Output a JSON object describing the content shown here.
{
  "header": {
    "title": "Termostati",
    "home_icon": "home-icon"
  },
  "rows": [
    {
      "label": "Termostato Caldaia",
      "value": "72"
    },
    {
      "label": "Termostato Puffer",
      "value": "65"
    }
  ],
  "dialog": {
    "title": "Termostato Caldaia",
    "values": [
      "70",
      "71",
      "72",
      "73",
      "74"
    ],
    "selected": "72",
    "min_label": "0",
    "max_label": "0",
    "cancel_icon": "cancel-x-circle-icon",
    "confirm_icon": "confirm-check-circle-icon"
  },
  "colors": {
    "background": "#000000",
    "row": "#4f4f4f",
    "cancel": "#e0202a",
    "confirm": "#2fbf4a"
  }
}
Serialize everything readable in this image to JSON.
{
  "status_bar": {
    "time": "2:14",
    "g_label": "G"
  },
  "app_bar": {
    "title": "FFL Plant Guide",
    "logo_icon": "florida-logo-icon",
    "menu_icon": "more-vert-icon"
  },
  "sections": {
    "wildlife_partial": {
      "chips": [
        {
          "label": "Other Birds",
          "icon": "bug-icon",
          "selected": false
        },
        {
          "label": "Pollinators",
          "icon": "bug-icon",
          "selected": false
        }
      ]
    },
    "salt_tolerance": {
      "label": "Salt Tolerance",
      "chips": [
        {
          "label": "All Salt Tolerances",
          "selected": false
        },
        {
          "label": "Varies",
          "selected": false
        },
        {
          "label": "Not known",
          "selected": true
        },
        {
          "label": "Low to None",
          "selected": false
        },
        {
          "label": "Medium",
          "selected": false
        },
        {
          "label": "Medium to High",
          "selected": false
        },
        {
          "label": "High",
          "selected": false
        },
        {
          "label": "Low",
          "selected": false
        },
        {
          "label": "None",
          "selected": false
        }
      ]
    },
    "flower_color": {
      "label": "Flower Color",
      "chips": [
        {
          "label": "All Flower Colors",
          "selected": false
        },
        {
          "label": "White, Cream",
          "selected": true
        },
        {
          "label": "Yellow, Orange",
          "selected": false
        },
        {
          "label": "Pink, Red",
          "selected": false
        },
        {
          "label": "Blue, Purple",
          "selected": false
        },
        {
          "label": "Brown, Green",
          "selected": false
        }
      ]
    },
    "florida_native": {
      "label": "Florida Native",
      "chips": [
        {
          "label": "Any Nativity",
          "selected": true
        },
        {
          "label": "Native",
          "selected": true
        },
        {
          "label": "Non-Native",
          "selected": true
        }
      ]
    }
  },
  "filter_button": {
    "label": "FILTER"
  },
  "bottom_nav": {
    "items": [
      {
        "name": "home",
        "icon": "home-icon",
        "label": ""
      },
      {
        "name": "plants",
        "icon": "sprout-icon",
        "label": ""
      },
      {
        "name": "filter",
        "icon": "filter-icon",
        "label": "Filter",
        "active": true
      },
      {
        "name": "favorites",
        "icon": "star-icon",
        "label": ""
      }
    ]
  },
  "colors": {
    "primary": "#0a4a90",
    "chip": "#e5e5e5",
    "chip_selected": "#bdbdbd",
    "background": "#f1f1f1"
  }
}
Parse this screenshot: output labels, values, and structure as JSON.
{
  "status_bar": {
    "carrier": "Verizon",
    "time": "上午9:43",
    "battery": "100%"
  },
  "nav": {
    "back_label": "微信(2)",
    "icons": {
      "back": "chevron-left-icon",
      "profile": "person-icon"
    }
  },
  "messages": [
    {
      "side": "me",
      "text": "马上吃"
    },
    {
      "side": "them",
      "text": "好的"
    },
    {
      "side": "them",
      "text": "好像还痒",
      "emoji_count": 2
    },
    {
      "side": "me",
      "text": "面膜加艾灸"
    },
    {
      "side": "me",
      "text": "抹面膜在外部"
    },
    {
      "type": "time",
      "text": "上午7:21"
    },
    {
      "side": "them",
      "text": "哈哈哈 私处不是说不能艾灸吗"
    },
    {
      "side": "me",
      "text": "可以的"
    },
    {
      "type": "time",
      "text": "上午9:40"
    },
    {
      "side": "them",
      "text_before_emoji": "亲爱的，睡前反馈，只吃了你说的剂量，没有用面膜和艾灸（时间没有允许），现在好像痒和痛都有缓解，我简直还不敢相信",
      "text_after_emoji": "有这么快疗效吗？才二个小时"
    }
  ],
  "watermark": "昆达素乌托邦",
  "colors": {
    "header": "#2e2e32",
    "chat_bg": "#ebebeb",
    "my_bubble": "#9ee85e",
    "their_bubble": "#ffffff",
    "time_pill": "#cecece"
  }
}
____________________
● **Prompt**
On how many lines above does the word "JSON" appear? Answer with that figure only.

● **Answer section**
3